sex-club owners are arriving to avoid stricter police enforcement of
closing hours in Bangkok. You can open later in Pattaya and you can
show more flesh, says a British go-go bar manager. He adds that a
similar crackdown on bars and clubs in Pattaya is unlikely because many
local officials get a cut of the profits. Even the website of the
Tourism Authority of Thailand promotes the city's "glaring erotic shows"
and notes that "any fantasy can be fulfilled, especially after sunset."
Can Pattaya have its cake and eat it? Can it really be a child-friendly
red-light area? The Thai, British and Russian families at my four-star
hotel shared their breakfast buffet with fiftysomething Western men and
their teenage Thai companions. Nobody seemed to mind.
Which kind of town will Pattaya become? It doesn't actually matter.
Pattaya has no historical buildings to preserve, no culture to erode. An
invented place is free to reinvent itself, although Pattaya will
probably always be a tabloid town with broadsheet pretensions. There is
talk of building a Monaco-style racing-car circuit through the city, or
of opening Thailand's first legal casino. While developers in Spain tear
down multistoried beachfront hotels because tourists don't want to stay
in them anymore, Pattaya is still building them high and fast, along
with mammoth condos to compete with favored European retirement
destinations such as Spain and Portugal.
In Alex Garland's iconic novel The Beach, some intrepid backpackers
discover a Thai island untouched by mass tourism and establish a utopian
community, which later collapses amid jealousy, greed and violence. The
moral of the story is not that paradise doesn't exist.

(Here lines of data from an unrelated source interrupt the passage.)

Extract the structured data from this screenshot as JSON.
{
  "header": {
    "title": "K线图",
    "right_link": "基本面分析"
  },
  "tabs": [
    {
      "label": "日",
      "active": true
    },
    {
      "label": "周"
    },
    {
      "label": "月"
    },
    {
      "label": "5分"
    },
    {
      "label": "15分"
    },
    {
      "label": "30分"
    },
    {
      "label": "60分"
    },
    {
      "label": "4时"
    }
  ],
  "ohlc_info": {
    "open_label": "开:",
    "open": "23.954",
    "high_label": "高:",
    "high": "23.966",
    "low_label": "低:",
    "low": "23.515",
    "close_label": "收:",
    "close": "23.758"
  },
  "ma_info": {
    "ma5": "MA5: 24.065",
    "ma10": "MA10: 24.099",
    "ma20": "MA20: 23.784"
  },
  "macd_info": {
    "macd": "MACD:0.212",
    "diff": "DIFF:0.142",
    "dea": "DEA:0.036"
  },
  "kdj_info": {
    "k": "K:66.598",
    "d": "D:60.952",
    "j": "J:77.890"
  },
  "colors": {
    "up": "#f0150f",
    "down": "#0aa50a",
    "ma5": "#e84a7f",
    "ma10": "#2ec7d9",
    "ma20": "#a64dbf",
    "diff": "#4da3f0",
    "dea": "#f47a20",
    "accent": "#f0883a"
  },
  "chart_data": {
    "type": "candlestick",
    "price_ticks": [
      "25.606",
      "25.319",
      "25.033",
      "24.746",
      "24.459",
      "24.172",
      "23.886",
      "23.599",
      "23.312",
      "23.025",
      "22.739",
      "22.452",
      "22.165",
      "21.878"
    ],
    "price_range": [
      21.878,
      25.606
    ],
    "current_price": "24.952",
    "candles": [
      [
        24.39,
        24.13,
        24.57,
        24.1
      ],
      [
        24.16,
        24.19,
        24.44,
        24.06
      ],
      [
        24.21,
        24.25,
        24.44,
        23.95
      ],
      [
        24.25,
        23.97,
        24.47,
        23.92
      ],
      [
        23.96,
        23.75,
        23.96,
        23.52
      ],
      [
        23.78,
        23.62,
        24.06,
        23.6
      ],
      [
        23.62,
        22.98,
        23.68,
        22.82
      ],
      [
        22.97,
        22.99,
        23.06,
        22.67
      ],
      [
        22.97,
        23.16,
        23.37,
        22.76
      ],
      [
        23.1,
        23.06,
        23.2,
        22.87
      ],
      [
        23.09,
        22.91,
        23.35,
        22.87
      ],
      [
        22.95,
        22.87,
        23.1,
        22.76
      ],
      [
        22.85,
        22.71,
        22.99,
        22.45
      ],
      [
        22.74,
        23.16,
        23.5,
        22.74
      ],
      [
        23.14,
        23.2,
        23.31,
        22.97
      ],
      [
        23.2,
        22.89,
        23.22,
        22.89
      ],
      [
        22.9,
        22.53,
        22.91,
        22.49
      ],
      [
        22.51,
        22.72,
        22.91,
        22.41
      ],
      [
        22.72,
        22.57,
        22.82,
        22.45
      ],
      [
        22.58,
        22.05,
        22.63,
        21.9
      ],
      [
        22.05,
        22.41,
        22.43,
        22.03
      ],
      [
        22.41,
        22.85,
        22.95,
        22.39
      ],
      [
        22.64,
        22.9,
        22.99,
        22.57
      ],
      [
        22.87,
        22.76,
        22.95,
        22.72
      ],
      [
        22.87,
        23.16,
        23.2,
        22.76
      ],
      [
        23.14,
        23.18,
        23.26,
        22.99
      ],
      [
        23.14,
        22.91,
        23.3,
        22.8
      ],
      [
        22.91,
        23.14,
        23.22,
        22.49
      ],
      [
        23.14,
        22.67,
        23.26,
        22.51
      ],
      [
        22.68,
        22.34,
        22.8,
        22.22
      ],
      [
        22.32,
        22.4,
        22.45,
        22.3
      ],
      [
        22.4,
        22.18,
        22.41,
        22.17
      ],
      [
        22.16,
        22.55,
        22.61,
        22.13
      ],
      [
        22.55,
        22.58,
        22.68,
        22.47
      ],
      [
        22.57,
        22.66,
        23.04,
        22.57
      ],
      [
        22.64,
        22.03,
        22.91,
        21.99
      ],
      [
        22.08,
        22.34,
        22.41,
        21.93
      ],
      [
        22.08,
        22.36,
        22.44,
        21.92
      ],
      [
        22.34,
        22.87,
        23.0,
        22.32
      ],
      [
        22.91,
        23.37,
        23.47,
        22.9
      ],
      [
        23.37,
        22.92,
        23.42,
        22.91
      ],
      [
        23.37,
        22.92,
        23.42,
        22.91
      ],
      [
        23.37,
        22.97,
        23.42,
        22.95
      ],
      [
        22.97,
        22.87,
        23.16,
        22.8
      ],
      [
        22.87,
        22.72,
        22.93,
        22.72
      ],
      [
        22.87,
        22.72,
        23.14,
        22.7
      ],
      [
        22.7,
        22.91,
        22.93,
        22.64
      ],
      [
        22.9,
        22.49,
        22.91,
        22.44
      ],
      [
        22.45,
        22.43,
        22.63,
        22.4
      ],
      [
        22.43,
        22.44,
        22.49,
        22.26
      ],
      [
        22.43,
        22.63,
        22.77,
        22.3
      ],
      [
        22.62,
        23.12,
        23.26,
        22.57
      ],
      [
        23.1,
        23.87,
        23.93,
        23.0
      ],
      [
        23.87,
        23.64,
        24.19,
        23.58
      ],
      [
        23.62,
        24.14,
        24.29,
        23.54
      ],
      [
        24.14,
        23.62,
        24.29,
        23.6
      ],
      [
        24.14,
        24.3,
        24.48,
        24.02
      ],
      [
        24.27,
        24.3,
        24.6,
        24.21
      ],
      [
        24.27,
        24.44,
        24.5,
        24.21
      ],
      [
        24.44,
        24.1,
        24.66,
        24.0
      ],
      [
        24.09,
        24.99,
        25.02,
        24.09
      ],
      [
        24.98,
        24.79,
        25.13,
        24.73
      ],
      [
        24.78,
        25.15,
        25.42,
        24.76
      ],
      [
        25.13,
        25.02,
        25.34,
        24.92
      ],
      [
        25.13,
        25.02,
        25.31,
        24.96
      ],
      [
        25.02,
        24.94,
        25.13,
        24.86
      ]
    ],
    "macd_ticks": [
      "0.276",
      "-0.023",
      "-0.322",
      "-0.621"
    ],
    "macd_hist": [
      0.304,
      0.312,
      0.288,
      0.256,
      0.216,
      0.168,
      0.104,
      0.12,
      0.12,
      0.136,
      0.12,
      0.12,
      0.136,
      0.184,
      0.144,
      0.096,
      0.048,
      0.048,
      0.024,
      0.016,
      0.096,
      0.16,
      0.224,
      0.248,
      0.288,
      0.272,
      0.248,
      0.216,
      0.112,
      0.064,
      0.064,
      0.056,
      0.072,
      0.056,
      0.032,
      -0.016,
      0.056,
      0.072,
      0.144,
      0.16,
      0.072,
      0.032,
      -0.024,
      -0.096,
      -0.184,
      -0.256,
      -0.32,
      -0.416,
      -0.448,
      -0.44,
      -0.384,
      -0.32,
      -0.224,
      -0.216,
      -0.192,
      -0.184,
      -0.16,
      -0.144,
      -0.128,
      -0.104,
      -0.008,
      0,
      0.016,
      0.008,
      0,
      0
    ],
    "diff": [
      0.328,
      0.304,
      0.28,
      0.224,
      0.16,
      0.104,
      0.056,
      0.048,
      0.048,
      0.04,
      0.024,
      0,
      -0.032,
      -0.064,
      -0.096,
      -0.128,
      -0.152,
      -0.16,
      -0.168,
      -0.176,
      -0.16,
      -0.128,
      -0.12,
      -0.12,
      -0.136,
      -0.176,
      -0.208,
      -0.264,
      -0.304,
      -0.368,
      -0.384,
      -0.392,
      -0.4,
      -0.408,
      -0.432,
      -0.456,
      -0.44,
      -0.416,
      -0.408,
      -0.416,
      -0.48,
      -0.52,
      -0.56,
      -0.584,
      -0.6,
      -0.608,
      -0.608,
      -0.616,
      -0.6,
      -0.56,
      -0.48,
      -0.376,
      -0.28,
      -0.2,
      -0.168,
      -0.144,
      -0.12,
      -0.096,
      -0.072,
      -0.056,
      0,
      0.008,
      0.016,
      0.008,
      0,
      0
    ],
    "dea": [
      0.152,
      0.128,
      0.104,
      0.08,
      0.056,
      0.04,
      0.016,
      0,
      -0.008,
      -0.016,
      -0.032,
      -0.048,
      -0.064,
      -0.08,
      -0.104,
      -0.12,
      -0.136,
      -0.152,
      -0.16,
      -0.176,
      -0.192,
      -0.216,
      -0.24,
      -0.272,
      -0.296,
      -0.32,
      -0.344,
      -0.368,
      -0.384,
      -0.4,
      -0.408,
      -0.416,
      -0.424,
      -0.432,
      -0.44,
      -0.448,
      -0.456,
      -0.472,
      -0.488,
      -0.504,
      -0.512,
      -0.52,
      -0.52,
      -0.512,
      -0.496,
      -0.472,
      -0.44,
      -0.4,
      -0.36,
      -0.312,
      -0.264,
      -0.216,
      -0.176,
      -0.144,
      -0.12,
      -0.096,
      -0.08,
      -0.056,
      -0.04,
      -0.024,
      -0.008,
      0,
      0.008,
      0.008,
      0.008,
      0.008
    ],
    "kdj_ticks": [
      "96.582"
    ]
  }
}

No, the moral is:
paradise does exist, we just don't deserve to live there. Until we do,
there will always be Pattaya.